A Pew poll out earlier this week that caused Democrats nine kinds of heartburn included the startling suggestion that women were hopping off the Obama train faster than you could say “woman’s right to choose.”

(Carolyn Kaster/AP)

As Andrew Sullivan put it in his piece headlined ‘Did Obama Just Throw the Entire Election Away?‘ the post-debate 12-point swing recorded in that survey was a doozy, and then there was this: “That [18-point] gender gap that was Obama’s firewall? Over in one night.” 

Well, not quite. Though that one poll showed the race dead even among female voters, 47 to 47, even Sullivan’s hair is no longer on fire, and some subsequent polling has been a lot less devastating for Obama. A CNN poll of likely voters in Ohio shows Obama leading Romney among women 60 to 38, and a New York Times poll has Obama ahead with women 51 to 45 in Colorado, 56 to 40 in Virginia and 53 to 43 in Wisconsin.

Still, yes, there has been some weakening of Obama’s favor among women, as we often react to events in much the same way as, you know, other humans. “I believe there has been erosion post-debate,” said the Democratic pollster Anna Greenberg, “so there has to be erosion among women, too.” 
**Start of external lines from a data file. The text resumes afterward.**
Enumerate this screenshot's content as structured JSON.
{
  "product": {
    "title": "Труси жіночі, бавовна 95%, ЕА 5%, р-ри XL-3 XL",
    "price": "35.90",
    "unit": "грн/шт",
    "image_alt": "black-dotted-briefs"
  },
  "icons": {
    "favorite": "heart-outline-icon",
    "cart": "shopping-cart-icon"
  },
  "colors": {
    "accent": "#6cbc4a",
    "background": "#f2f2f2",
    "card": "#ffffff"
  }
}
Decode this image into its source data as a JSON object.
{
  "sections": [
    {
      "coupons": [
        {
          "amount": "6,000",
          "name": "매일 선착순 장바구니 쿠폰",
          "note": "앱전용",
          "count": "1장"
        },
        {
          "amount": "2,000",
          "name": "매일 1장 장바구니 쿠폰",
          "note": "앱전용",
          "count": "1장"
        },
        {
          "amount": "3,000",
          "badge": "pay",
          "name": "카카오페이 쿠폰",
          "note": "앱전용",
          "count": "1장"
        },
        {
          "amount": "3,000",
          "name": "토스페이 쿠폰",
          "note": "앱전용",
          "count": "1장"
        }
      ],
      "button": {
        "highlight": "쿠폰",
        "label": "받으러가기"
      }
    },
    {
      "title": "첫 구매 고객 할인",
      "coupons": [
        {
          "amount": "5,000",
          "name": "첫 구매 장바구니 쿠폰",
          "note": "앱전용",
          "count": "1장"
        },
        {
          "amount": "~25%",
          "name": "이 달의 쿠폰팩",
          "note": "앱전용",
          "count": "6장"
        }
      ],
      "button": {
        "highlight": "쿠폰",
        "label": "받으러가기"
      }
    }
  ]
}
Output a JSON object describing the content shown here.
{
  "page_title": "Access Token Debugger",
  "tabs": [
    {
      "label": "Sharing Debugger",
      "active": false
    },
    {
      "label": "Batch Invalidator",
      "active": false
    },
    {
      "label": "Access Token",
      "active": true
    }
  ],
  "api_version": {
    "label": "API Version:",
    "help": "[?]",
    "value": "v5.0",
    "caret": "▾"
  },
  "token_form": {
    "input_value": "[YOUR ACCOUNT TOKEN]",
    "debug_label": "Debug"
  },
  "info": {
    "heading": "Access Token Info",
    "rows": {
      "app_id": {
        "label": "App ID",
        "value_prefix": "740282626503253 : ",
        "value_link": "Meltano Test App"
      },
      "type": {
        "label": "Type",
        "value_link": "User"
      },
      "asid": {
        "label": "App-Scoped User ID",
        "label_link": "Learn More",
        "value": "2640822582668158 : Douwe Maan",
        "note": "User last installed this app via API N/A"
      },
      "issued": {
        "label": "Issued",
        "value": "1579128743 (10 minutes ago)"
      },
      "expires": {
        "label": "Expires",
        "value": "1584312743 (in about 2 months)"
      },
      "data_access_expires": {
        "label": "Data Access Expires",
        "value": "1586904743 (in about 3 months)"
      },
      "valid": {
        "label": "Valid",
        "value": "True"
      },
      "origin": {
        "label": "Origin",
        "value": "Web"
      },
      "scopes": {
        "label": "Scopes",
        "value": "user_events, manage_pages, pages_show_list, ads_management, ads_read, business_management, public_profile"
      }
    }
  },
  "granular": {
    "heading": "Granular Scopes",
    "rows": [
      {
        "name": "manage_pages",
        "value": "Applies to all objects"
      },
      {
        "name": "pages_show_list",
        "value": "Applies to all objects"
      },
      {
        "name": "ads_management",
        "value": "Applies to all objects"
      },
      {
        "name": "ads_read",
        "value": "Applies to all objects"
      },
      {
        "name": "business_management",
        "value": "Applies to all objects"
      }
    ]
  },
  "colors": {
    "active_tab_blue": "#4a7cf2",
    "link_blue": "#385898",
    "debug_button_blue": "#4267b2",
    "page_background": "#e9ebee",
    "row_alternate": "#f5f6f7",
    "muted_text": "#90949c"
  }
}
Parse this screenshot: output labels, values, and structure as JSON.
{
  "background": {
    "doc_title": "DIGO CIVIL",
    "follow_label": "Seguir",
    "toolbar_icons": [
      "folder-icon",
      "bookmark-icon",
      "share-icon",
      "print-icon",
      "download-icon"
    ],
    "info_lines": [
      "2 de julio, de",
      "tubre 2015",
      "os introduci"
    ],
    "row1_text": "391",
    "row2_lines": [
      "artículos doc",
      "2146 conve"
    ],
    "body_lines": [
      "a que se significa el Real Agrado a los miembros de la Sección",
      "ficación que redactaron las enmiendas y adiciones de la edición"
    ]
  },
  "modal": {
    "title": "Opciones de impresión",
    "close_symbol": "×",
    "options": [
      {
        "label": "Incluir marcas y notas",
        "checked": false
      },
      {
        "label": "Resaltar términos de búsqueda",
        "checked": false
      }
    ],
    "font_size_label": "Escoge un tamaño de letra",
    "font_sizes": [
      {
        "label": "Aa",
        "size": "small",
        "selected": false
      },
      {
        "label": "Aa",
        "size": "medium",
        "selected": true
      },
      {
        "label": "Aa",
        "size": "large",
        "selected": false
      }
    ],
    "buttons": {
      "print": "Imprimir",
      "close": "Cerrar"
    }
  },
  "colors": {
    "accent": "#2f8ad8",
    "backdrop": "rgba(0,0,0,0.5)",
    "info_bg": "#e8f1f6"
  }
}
Mitt and Ann Romney (Evan Vucci/AP)

As we’re 52 percent of the population, we not only aren’t but could never be a monolith; Greenberg jokes that in her view, it would make more sense to have a ‘Men for Obama,’ campaign than ‘Women for Obama’ outreach, since the male cohort is “a smaller, more homogenous group.”

So, were all those abortion-rights shout-outs at the Democratic National Convention just a month ago for naught, and the whole last year of talking about women an utter waste? No, but Greenberg says what drew women to Obama in the first place was always broader than that: “It wasn’t just the discussion of choice,” she said, so much as a combo of “ick” factors including Missouri senate candidate Todd “legitimate rape” Akin, the naked pandering of Ann Romney’s  strange “I love you, women,” call from the Republican National Convention stage in Tampa, Republicans in Virginia, Texas and elsewhere in the land chasing pregnant women around with transvaginal probes, and Romney’s refusal to even say whether he’d support the Lilly Ledbetter Act assuring women equal pay. All that and more — talking to you, Rush — “activated every Democratic impulse” among women, who historically have favored the blue team anyway.

Still, women saw the same first presidential debate men did last week, and some decided to give Romney a chance as a result — largely, in Greenberg’s view, because the president failed to convey that he understands what Americans struggling in this economy are going through.

Hopefully, he’ll do more of that in his next outing. But from what I can tell, the Obama team’s effort to make sure women aren’t abandoning the president en masse seems mostly to be focused on still more talk about choice.

The president and his surrogates gleefully pounced on Mitt Romney’s supposed attempt to fool women into thinking he supports abortion rights, though that’s not what I heard him say. And the first lady looked like she was going to cry when she talked on the stump this week about how reliably, solidly and down-to-the-bone pro-choice her husband is.

But since women are as closely divided as the population as a whole is on the abortion issue — with 49 to 45 percent favoring abortion rights, according to a recent USA Today-Gallup survey — the appeal to us has got to be significantly bigger than that.

In fact, the moderate, late-deciding, majority-female swing voters who the campaign still needs to reach at this point are not really the best audience for the one-note message that even the most casual news consumer must have fully grasped by now.

My Post colleague Karen Tumulty, who has written about Obama’s advantage with women in the key swing state of Virginia, notes that there has been a huge racial disparity in polling there, with Romney actually winning by 8 points among white women but Obama winning non-white women 91 to 8. Surveys there have also found that men and women held nearly opposite views of which candidate was better on the economy: Women said Obama was superior on that front, 52 to 39, while men said it was Romney, 51 to 40.

It’s on that issue that Obama has to make his case with both men and women if he really intends to win this thing. And maybe if there were more women in his inner circle, he’d know that.

Melinda Henneberger is a Post political writer and anchors the paper’s ‘She the People’ blog. Follow her on Twitter at @MelindaDC.